I am Laslo.

Heartless Aztec said...

@we retort: If it wasthe Smothers Brothers tv show then the engineers took a modicum of time with the mix. I thonk it sounds fine.

Temujin said...

In the early 70s in college I got into a fight with a friend over who was the better guitarist, Stephen Stills or Joe Walsh. Stupid 1st world shit. We didn't actually fist fight. We just yelled, and then stopped speaking for months. Sometime later that summer, I went to see Stephen Stills and Manassas at an outdoor venue north of Detroit. It was not previously announced, but the 'warm-up' act was Joe Walsh and Barnstorm (which I had previously told my friend was the most overrated middling band in America).

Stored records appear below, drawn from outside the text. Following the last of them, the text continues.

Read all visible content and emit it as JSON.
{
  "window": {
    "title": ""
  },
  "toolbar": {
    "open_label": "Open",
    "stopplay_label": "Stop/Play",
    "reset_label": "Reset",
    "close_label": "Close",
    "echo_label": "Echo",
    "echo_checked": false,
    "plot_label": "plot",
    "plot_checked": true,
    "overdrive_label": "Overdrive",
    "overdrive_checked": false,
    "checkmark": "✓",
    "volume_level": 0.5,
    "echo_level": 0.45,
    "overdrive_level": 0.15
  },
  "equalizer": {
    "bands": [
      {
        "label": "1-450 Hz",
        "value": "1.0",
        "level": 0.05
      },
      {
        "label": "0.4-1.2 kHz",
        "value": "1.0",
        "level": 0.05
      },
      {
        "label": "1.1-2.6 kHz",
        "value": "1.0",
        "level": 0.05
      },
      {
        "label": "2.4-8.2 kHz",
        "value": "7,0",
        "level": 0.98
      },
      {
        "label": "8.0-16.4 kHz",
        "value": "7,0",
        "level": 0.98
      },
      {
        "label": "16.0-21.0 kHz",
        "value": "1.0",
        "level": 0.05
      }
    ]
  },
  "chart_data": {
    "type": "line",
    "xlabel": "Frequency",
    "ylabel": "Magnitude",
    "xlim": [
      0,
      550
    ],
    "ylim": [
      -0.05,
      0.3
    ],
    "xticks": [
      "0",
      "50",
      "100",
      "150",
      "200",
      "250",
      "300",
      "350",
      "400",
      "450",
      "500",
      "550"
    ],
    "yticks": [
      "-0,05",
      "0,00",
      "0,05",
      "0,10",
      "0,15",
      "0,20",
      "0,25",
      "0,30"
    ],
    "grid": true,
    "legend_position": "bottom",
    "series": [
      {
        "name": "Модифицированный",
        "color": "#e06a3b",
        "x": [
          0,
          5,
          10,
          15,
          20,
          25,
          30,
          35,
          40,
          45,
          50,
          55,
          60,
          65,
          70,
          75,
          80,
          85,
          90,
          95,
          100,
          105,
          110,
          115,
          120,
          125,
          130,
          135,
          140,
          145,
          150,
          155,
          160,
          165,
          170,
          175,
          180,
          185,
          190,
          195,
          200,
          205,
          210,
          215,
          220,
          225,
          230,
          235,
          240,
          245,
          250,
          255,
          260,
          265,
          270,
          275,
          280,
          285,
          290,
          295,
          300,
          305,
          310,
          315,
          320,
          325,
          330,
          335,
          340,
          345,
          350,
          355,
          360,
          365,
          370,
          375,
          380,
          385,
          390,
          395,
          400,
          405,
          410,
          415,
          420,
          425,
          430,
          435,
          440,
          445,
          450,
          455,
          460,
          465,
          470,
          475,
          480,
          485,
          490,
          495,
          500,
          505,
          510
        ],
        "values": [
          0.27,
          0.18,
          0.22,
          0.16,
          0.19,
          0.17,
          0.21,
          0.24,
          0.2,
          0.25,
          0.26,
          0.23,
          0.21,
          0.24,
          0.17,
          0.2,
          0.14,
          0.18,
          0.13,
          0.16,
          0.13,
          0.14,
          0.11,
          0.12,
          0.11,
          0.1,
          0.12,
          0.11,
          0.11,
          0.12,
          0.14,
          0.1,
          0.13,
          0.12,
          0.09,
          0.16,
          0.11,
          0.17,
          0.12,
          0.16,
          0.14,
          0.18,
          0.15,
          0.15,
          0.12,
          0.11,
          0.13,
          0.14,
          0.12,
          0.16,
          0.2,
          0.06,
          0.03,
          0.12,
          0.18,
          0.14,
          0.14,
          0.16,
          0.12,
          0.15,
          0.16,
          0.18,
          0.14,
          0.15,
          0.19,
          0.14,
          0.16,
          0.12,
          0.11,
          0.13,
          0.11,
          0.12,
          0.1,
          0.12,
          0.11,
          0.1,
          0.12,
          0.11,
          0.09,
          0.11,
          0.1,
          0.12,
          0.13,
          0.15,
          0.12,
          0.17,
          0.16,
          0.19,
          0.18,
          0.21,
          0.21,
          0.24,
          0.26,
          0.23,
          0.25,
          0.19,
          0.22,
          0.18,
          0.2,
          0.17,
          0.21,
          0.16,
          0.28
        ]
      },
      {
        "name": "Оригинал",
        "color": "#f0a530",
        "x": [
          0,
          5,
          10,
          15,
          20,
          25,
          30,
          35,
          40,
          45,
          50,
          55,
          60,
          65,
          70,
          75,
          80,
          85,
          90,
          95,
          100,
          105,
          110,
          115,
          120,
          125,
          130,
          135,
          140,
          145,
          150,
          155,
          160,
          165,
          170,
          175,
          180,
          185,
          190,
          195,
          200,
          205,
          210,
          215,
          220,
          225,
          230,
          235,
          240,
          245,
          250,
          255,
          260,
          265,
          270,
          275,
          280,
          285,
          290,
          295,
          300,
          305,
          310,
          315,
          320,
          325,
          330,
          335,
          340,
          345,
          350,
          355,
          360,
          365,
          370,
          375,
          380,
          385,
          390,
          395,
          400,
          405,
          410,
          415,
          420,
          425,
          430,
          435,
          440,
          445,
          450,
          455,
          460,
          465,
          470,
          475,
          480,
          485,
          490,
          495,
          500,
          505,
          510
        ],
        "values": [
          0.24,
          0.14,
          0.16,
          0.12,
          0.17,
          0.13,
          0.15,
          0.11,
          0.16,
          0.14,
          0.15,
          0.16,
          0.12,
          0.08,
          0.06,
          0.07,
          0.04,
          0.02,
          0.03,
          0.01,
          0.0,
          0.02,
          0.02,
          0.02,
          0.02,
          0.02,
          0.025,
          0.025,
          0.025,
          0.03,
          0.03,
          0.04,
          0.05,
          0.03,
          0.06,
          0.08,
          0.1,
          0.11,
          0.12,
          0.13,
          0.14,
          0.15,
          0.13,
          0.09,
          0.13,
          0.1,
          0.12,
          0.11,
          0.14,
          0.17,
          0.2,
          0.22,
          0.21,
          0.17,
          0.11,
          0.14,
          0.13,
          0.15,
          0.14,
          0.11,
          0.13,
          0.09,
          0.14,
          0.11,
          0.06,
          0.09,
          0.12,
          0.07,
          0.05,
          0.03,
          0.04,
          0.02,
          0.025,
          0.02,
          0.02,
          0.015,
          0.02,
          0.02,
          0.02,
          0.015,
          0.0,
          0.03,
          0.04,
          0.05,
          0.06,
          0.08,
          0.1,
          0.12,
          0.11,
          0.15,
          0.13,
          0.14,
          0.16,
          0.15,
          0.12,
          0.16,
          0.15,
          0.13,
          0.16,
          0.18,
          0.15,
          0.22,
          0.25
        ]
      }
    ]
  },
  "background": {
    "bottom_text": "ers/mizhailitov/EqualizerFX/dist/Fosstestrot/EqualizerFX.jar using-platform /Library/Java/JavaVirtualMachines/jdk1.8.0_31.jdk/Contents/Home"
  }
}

Barnstorm was great. Joe Walsh was even better. To top it off, between Barnstorm and Manassas, Walsh and Stills spent a good 15-20 minutes onstage- just the two of them- playing back and forth. It was a learning experience to me. Joe Walsh was amazing. Stills was great. The concert was among the best I've ever seen.

Of course, I never told that to my friend. Instead I continued to tweak him about Walsh whenever the opportunity arose. Such is the life of a Mongol troll.

CStanley said...

I thought today about the Beatles' Revolution. I guess the left has decided they will be counted in on destruction and will give money to people with minds that hate.

I find it so sad that there is no one in the older generation who will step up to give the younger ones some perspective.

khematite said...

Half-wracked prejudice leaped forth, "rip down all hate, " I screamed
Lies that life is black and white spoke from my skull, I dreamed

Heartless Aztec said...

@CS Stanley: as if they would take any advice. We boomers were as obnoxious as these young people are today. And we didn't listen to squat from anybody. Thankfully many of us outgrew it. Hope that will happen to these kids in 20 years. Not holding my breath.

Birches said...

I hope you're right, Althouse. (and I'm honored to have received a tag).

After I stopped thinking about Buffalo Springfield, I started thinking about Longfellow's "I Heard the Bells on Christmas Day." It gave me hope.

CStanley said...

That's a valid point surfed, but "perspective" isn't the same as "advice" and I also don't think the young people of today have the same disdain for elders as a group as your generation did. Haven't heard "Don't trust anyone over 30" lately, and most of these kids voted for Bernie Sanders.

Guildofcannonballs said...

I kept thinking today of the lyrics "I like girls who wear Abercrombie and Fitch" and you are welcome in advance for your thanks.

Michael said...

That's called For What It's Worth? Never knew that.

Bob Ellison said...

I keep thinking about what I don't write. Used to be one could be bold on opinion about music. You didn't have to worship The Ramones or hate Kelly Clarkson or think Louis Armstrong was crap and Miles Davis was the greatest ever. It was okay to lay down a critical, argumentative gambit.

No more. There is political correctness in criticism of music, art, and writing. Even sports writing.

Snark said...

"That's called For What It's Worth? Never knew that."

The story is that when Stephen Stills was presenting the song to the record company (or somebody like that) he said something like "I have this song here, for what it's worth". And that stuck, replacing whatever the name had been.